Now in this context, I’m not referring to harmful ‘truths’ that are unleashing violence and abuse on others. However, I am in part, referring to the truth of being on the receiving end of various types of abuse and the problem with not being able to express the truth of our experiences to anyone; due to fear for our own lives, survival reasons, we may not know where to get help or who to tell. This plays a huge role as to why truth can become such a burden in our own lives and in those around us.
For now, I hope this serves as a bit of a primer that will help us be able to explore our own truths with a little more depth. I also want to emphasize that this topic is only meant to serve as an exploration that has the potential to raise our consciousness. It is not meant to be viewed through the lens of personal judgment or condemnation. However, if those feelings happen to crop up, I would advise taking on the role of an observer. Try to simply notice what you are experiencing rather then judging yourself as right, wrong, good, or bad for what you might experience.
In the next post, we will take a look at the dilemma surrounding vulnerability and disclosure. Until then, I invite you to spend some time exploring what truth means to you in the following questions.
1. How do you personally define truth?
2. How attuned are you with the truth of your own body experiences in the present moment? (tension, aches, cramps, pain spots, etc) Are you tuned in to what your body is experiencing right now? Your emotional feelings? Thoughts?
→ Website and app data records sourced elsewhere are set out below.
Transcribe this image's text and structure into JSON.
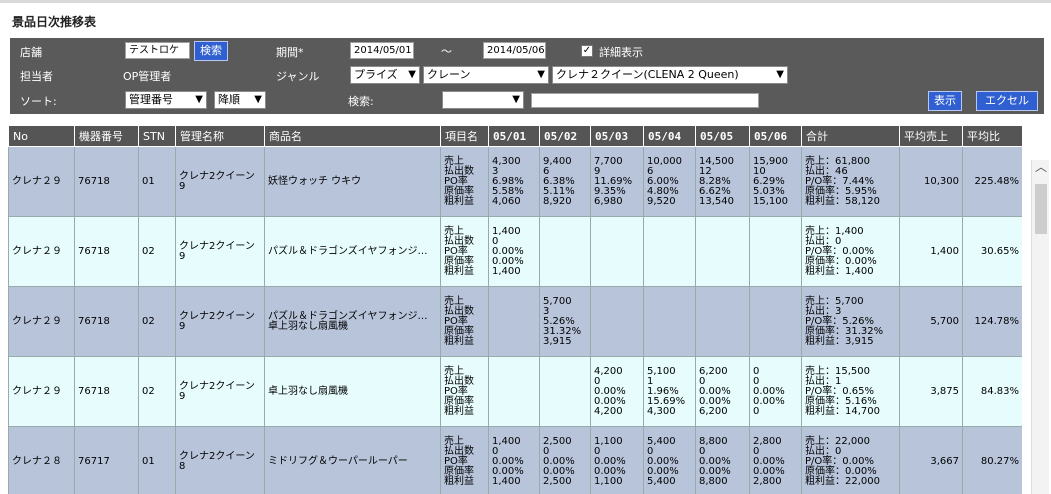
{
  "title": "景品日次推移表",
  "filters": {
    "store_label": "店舗",
    "store_value": "テストロケ",
    "search_store_btn": "検索",
    "period_label": "期間*",
    "period_from": "2014/05/01",
    "period_sep": "～",
    "period_to": "2014/05/06",
    "detail_check": "✓",
    "detail_label": "詳細表示",
    "person_label": "担当者",
    "person_value": "OP管理者",
    "genre_label": "ジャンル",
    "genre1": "プライズ",
    "genre2": "クレーン",
    "genre3": "クレナ２クイーン(CLENA 2 Queen)",
    "sort_label": "ソート:",
    "sort_field": "管理番号",
    "sort_order": "降順",
    "search_label": "検索:",
    "search_select": "",
    "search_text": "",
    "show_btn": "表示",
    "excel_btn": "エクセル"
  },
  "table": {
    "headers": [
      "No",
      "機器番号",
      "STN",
      "管理名称",
      "商品名",
      "項目名",
      "05/01",
      "05/02",
      "05/03",
      "05/04",
      "05/05",
      "05/06",
      "合計",
      "平均売上",
      "平均比"
    ],
    "rows": [
      {
        "no": "クレナ２９",
        "machine": "76718",
        "stn": "01",
        "mgmt": "クレナ2クイーン\n9",
        "product": "妖怪ウォッチ ウキウ",
        "metrics": "売上\n払出数\nPO率\n原価率\n粗利益",
        "d1": "4,300\n3\n6.98%\n5.58%\n4,060",
        "d2": "9,400\n6\n6.38%\n5.11%\n8,920",
        "d3": "7,700\n9\n11.69%\n9.35%\n6,980",
        "d4": "10,000\n6\n6.00%\n4.80%\n9,520",
        "d5": "14,500\n12\n8.28%\n6.62%\n13,540",
        "d6": "15,900\n10\n6.29%\n5.03%\n15,100",
        "sum": "売上：61,800\n払出：46\nP/O率：7.44%\n原価率：5.95%\n粗利益：58,120",
        "avg": "10,300",
        "ratio": "225.48%"
      },
      {
        "no": "クレナ２９",
        "machine": "76718",
        "stn": "02",
        "mgmt": "クレナ2クイーン\n9",
        "product": "パズル＆ドラゴンズイヤフォンジ…",
        "metrics": "売上\n払出数\nPO率\n原価率\n粗利益",
        "d1": "1,400\n0\n0.00%\n0.00%\n1,400",
        "d2": "",
        "d3": "",
        "d4": "",
        "d5": "",
        "d6": "",
        "sum": "売上：1,400\n払出：0\nP/O率：0.00%\n原価率：0.00%\n粗利益：1,400",
        "avg": "1,400",
        "ratio": "30.65%"
      },
      {
        "no": "クレナ２９",
        "machine": "76718",
        "stn": "02",
        "mgmt": "クレナ2クイーン\n9",
        "product": "パズル＆ドラゴンズイヤフォンジ…\n卓上羽なし扇風機",
        "metrics": "売上\n払出数\nPO率\n原価率\n粗利益",
        "d1": "",
        "d2": "5,700\n3\n5.26%\n31.32%\n3,915",
        "d3": "",
        "d4": "",
        "d5": "",
        "d6": "",
        "sum": "売上：5,700\n払出：3\nP/O率：5.26%\n原価率：31.32%\n粗利益：3,915",
        "avg": "5,700",
        "ratio": "124.78%"
      },
      {
        "no": "クレナ２９",
        "machine": "76718",
        "stn": "02",
        "mgmt": "クレナ2クイーン\n9",
        "product": "卓上羽なし扇風機",
        "metrics": "売上\n払出数\nPO率\n原価率\n粗利益",
        "d1": "",
        "d2": "",
        "d3": "4,200\n0\n0.00%\n0.00%\n4,200",
        "d4": "5,100\n1\n1.96%\n15.69%\n4,300",
        "d5": "6,200\n0\n0.00%\n0.00%\n6,200",
        "d6": "0\n0\n0.00%\n0.00%\n0",
        "sum": "売上：15,500\n払出：1\nP/O率：0.65%\n原価率：5.16%\n粗利益：14,700",
        "avg": "3,875",
        "ratio": "84.83%"
      },
      {
        "no": "クレナ２８",
        "machine": "76717",
        "stn": "01",
        "mgmt": "クレナ2クイーン\n8",
        "product": "ミドリフグ＆ウーパールーパー",
        "metrics": "売上\n払出数\nPO率\n原価率\n粗利益",
        "d1": "1,400\n0\n0.00%\n0.00%\n1,400",
        "d2": "2,500\n0\n0.00%\n0.00%\n2,500",
        "d3": "1,100\n0\n0.00%\n0.00%\n1,100",
        "d4": "5,400\n0\n0.00%\n0.00%\n5,400",
        "d5": "8,800\n0\n0.00%\n0.00%\n8,800",
        "d6": "2,800\n0\n0.00%\n0.00%\n2,800",
        "sum": "売上：22,000\n払出：0\nP/O率：0.00%\n原価率：0.00%\n粗利益：22,000",
        "avg": "3,667",
        "ratio": "80.27%"
      }
    ]
  }
}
3. When did you first learn it wasn’t safe to tell the truth about what you think and/or feel? How did you learn to cope? How does this impact you today, personally and professionally?
4. What personal truths feel like a burden for you to carry? Why?
5. Do you have people in your life that you can share your burdens of truth with? If so, what has set these people apart from others?
6. How do you handle it when others share their truths or perspectives with you? At home? At work? In the community? What have been your challenges with this?
7. What fears are most commonly triggered within you when someone shares their truth or perspective? Are you afraid that you won’t know how to handle it? Are you afraid that they want something from you that you aren’t able or willing to give?
8. What can you do to become more aware of your own truth in the present moment? What can you do to periodically check in with yourself?
9. What do you tend to do to escape from dealing with your own truths or that of others? i.e. escape into various addictions, workaholism, exercise, etc.
10. What is the biggest burden of truth in your life right now and what are you going to do about it? What is the payoff for not doing anything about it? What is the worst thing that could happen?
Additional Related Resources:
Heaven From Hell by Nic Askew
The Truth About Authenticity by Mike Lehr
Why My ‘5 Around’ Group Is Important to Me and Why You Should Start One by Jesse Lyn Stoner